If you want to restructure your loan, you have a few options. You can recast, refinance, or just pay down your loan. Two of these options, the mortgage recast and refinance, require the help of a lender. The third option – paying down your loan, can be done on your own.
We explore all three options for you below.
What is a Mortgage Recast?
You may have never heard of the mortgage recast. That’s because most people refinance; it’s all they know. The recast, however, may save you more interest in the long run and cost you less in closing costs. It’s not the right choice for everyone though, as it requires a lump sum of cash to make it work.
When you recast your mortgage, you significantly pay down the principal balance. You can do this with one lump sum or over a longer period of time with extra payments. Once you have the principal paid down quite a bit, you can ask your mortgage lender to ‘recast’ your loan. Another way to think about it is to ‘re-amortize’ your loan. In other words, the lender will take the new balance and determine appropriate payments given the interest rate you already had as well as the remaining term on the loan.
The benefit of this option is the lower amount of interest you’ll pay. Because your new loan balance is lower than the original principal balance, the interest you pay each month will be lower as will the total interest paid. Because the payment is lower, you will also save money each month/year.
What is a Mortgage Refinance?
You probably know what a mortgage refinance is, but we’ll cover the basics here.

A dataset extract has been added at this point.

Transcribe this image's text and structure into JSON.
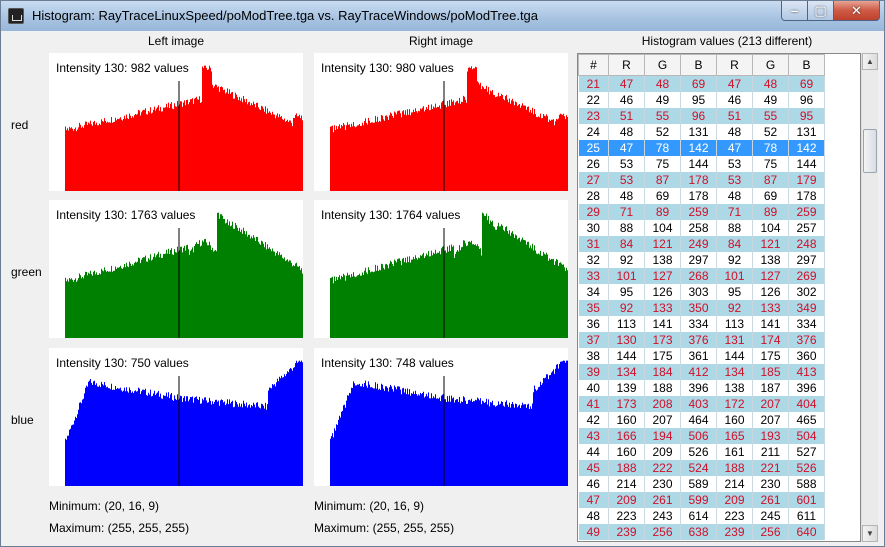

When you refinance you take out a completely different loan. It doesn’t even have to be with the same lender. You are free to get the loan from any lender that will approve you.
When you refinance you pay off the original loan and take out a new loan. This new loan will have its own interest rate and term. You may start your term all over again or opt for a shorter term to keep yourself on track in your quest to become mortgage free.

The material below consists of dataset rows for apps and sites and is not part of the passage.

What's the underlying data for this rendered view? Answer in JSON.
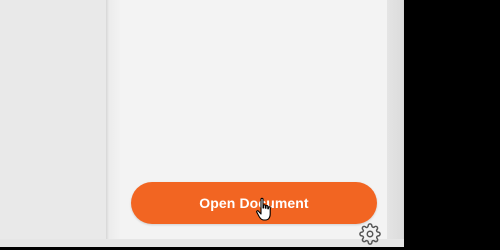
{
  "panel": {
    "open_button_label": "Open Document"
  },
  "icons": {
    "settings": "gear-icon",
    "pointer": "hand-cursor-icon"
  },
  "colors": {
    "accent": "#f26522",
    "panel_background": "#f3f3f3",
    "left_pane": "#e9e9e9",
    "outside": "#000000"
  }
}
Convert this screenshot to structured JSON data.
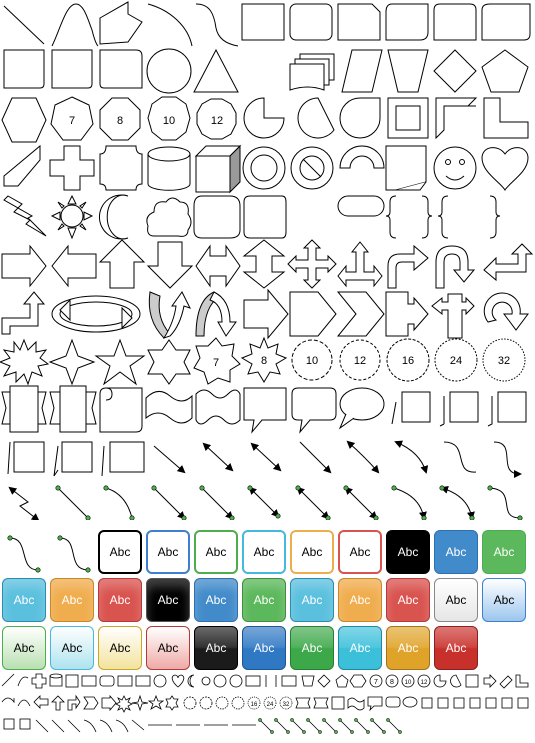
{
  "gallery": {
    "polygon_labels": [
      "7",
      "8",
      "10",
      "12"
    ],
    "star_labels": [
      "7",
      "8",
      "10",
      "12",
      "16",
      "24",
      "32"
    ],
    "style_label": "Abc",
    "mini_labels": [
      "7",
      "8",
      "10",
      "12",
      "16",
      "24",
      "32"
    ]
  },
  "theme_tiles": [
    {
      "label": "Abc",
      "style": "outline",
      "fill": "#ffffff",
      "stroke": "#000000",
      "text": "#000000"
    },
    {
      "label": "Abc",
      "style": "outline",
      "fill": "#ffffff",
      "stroke": "#3d7fd1",
      "text": "#000000"
    },
    {
      "label": "Abc",
      "style": "outline",
      "fill": "#ffffff",
      "stroke": "#4cae4c",
      "text": "#000000"
    },
    {
      "label": "Abc",
      "style": "outline",
      "fill": "#ffffff",
      "stroke": "#46b8da",
      "text": "#000000"
    },
    {
      "label": "Abc",
      "style": "outline",
      "fill": "#ffffff",
      "stroke": "#f0ad4e",
      "text": "#000000"
    },
    {
      "label": "Abc",
      "style": "outline",
      "fill": "#ffffff",
      "stroke": "#d9534f",
      "text": "#000000"
    },
    {
      "label": "Abc",
      "style": "solid",
      "fill": "#000000",
      "stroke": "#000000",
      "text": "#ffffff"
    },
    {
      "label": "Abc",
      "style": "solid",
      "fill": "#428bca",
      "stroke": "#2f6fb0",
      "text": "#ffffff"
    },
    {
      "label": "Abc",
      "style": "solid",
      "fill": "#5cb85c",
      "stroke": "#4cae4c",
      "text": "#ffffff"
    },
    {
      "label": "Abc",
      "style": "gradient",
      "fill": "#5bc0de",
      "stroke": "#2a8db0",
      "text": "#ffffff"
    },
    {
      "label": "Abc",
      "style": "gradient",
      "fill": "#f0ad4e",
      "stroke": "#c9872a",
      "text": "#ffffff"
    },
    {
      "label": "Abc",
      "style": "gradient",
      "fill": "#d9534f",
      "stroke": "#b33a36",
      "text": "#ffffff"
    },
    {
      "label": "Abc",
      "style": "gradient",
      "fill": "#000000",
      "stroke": "#555555",
      "text": "#ffffff"
    },
    {
      "label": "Abc",
      "style": "gradient",
      "fill": "#428bca",
      "stroke": "#2f6fb0",
      "text": "#ffffff"
    },
    {
      "label": "Abc",
      "style": "gradient",
      "fill": "#5cb85c",
      "stroke": "#3d8f3d",
      "text": "#ffffff"
    },
    {
      "label": "Abc",
      "style": "gradient",
      "fill": "#5bc0de",
      "stroke": "#2a8db0",
      "text": "#ffffff"
    },
    {
      "label": "Abc",
      "style": "gradient",
      "fill": "#f0ad4e",
      "stroke": "#c9872a",
      "text": "#ffffff"
    },
    {
      "label": "Abc",
      "style": "gradient",
      "fill": "#d9534f",
      "stroke": "#b33a36",
      "text": "#ffffff"
    },
    {
      "label": "Abc",
      "style": "glass",
      "fill": "#e6e6e6",
      "stroke": "#888888",
      "text": "#000000"
    },
    {
      "label": "Abc",
      "style": "glass",
      "fill": "#9cc6ee",
      "stroke": "#3d7fd1",
      "text": "#000000"
    },
    {
      "label": "Abc",
      "style": "glass",
      "fill": "#b9e0b1",
      "stroke": "#4cae4c",
      "text": "#000000"
    },
    {
      "label": "Abc",
      "style": "glass",
      "fill": "#aee3ef",
      "stroke": "#46b8da",
      "text": "#000000"
    },
    {
      "label": "Abc",
      "style": "glass",
      "fill": "#f3e39c",
      "stroke": "#c9a62a",
      "text": "#000000"
    },
    {
      "label": "Abc",
      "style": "glass",
      "fill": "#eeaaa6",
      "stroke": "#b33a36",
      "text": "#000000"
    },
    {
      "label": "Abc",
      "style": "glossy",
      "fill": "#1b1b1b",
      "stroke": "#000000",
      "text": "#ffffff"
    },
    {
      "label": "Abc",
      "style": "glossy",
      "fill": "#2f78c4",
      "stroke": "#1d5694",
      "text": "#ffffff"
    },
    {
      "label": "Abc",
      "style": "glossy",
      "fill": "#3da84a",
      "stroke": "#27802f",
      "text": "#ffffff"
    },
    {
      "label": "Abc",
      "style": "glossy",
      "fill": "#3cc0da",
      "stroke": "#1d8aa4",
      "text": "#ffffff"
    },
    {
      "label": "Abc",
      "style": "glossy",
      "fill": "#e0a32a",
      "stroke": "#a4741a",
      "text": "#ffffff"
    },
    {
      "label": "Abc",
      "style": "glossy",
      "fill": "#c8302b",
      "stroke": "#8e1f1c",
      "text": "#ffffff"
    }
  ]
}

If you refinance to save money, hopefully, you secure a lower interest rate and better term. Keep in mind, if you go from a 30-year term to a lower term, say 15-year term, your payments may be higher. This is because you’ll pay a greater amount of principal each month. Look closely at the amount of interest you pay per month to see if it’s truly a savings. The interest is where the loan usually ends up costing you more.
What Should you Choose?
Deciding whether a mortgage recast or refinance is a better option is a personal decision. Consider the following factors:
- Do you have the money to significantly pay down your loan balance? Each lender has a different requirement regarding how much you must pay down before you can request a mortgage recast. Keep in mind, you can make a lump sum payment or make extra payments along the way to bring the balance down.
- Do you have the money to pay closing costs if you refinance? A recast costs very little; the lender may charge a small fee to do it, but nothing compared to taking out a new loan. Closing costs on a refinance could cost you as much as 5% of the loan amount.
- Do you want to start your term over again? If you refinance, you will take on a new term, starting from square one. If you refinance into a shorter term, you don’t have to worry about starting from scratch, though. If you recast the mortgage, you also don’t reset the term; you just change your payment.
Answering these questions will help you decide which option works best for you. Ideally, if your goal is to decrease the amount of interest you pay, a mortgage recast would work best. If you don’t have the funds to pay the balance down enough, though, refinancing can work. You just have to find the program that will lower your interest enough that makes paying the closing costs and staring a new term worth it.